The new packages promise connection speeds starting at 2 Mb/s and going as high as over 8 Mb/s, according to a press conference the ministry held in late May. For around 30 percent of the 300,000 households with fixed line broadband connections, such speeds are not even possible.
After years of delay, Lebanon finally has all of its central offices connected by fiber optic cables, Chebaro says. This means the country now has a network backbone capable of ultra-high speeds. The project, announced in October 2010, was initially valued at $40 million.
However, both Harb and Chebaro say the work, carried out by France’s Alcatel-Lucent and Lebanon’s Consolidated Engineering and Trading, was not done properly in all areas of the country, particularly the far north and far south. Harb says the companies will redo the work at no extra cost to the state — which he says ended up paying $52 million for the project.
Chebaro is not so optimistic. The companies may find “it’s not worth” redoing work already done and opt to pay penalties instead, he says.
While all of the central offices are now connected via fiber optics, Chebaro says there “may be some deficiencies” because the companies that laid the lines did not respect all of the technical specifications — such as the depth of burial for cables — stipulated in their contracts.
Copper wires connecting the central offices to users’ homes, however, are the real speed killers.
“Distance is our enemy,” Harb says. Copper can deliver speeds up to 8 Mb/s if the wire is short.

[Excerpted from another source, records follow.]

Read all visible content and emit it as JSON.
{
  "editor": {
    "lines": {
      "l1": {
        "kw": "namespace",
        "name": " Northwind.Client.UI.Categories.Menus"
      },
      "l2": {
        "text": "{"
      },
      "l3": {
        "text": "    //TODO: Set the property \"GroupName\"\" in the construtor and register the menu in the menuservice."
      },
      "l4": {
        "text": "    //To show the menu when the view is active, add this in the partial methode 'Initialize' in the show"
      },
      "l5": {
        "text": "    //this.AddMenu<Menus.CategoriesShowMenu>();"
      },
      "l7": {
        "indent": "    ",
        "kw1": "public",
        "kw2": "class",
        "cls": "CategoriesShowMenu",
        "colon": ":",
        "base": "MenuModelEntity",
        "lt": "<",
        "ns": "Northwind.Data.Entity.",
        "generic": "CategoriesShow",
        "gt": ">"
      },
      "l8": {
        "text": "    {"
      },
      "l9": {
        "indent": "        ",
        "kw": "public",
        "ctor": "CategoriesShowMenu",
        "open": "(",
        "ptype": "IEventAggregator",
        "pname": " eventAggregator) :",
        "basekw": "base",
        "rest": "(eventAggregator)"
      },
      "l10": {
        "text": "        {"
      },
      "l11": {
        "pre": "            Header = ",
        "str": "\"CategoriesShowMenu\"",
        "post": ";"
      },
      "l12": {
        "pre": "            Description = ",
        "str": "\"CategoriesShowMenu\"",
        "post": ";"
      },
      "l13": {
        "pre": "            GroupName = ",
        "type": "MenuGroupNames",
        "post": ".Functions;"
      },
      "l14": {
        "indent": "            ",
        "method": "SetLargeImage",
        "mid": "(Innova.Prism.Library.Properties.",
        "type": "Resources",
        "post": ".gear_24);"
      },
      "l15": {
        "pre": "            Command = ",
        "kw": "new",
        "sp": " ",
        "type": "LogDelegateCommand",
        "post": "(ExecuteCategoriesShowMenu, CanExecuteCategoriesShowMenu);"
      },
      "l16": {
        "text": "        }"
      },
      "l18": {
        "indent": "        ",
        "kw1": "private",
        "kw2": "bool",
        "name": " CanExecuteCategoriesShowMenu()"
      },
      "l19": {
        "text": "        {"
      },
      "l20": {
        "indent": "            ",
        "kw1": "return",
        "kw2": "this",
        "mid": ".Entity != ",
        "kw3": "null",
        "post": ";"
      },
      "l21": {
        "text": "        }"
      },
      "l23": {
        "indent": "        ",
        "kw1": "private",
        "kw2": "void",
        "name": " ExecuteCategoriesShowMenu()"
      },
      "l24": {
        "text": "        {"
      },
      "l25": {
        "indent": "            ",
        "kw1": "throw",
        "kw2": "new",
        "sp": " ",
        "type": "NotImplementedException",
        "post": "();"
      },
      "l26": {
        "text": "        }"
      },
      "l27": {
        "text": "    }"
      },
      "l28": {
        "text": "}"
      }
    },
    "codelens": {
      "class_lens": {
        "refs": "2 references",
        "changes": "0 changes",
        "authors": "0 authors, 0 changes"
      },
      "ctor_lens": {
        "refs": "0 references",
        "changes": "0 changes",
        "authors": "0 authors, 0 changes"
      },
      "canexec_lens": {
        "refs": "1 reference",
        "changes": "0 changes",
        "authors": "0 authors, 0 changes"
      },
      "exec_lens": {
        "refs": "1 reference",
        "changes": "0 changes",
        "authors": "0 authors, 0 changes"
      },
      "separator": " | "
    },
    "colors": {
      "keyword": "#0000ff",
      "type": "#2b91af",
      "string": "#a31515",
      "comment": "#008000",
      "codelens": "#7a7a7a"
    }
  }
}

Once a copper wire is stretched several kilometers between a central office and an end user’s home, however, the speed can be as slow as 1990s dial-up connections.
As noted above, Chebaro says around 30 percent of households with fixed-line broadband connections are simply too far from their central office to reach speeds of 2 Mb/s. Chebaro says there are possible solutions to this problem that don’t involve laying fiber cables to each individual building — a project Harb would like to see happen eventually, but which could cost up to $1 billion, he says.
Asked if there are plans to implement any of the possible solutions he outlined, Chebaro says, “When we say there are plans, that means we’re ready to launch it. That’s not the case.”
“Now, hopefully, plans will materialize,” Chebaro adds.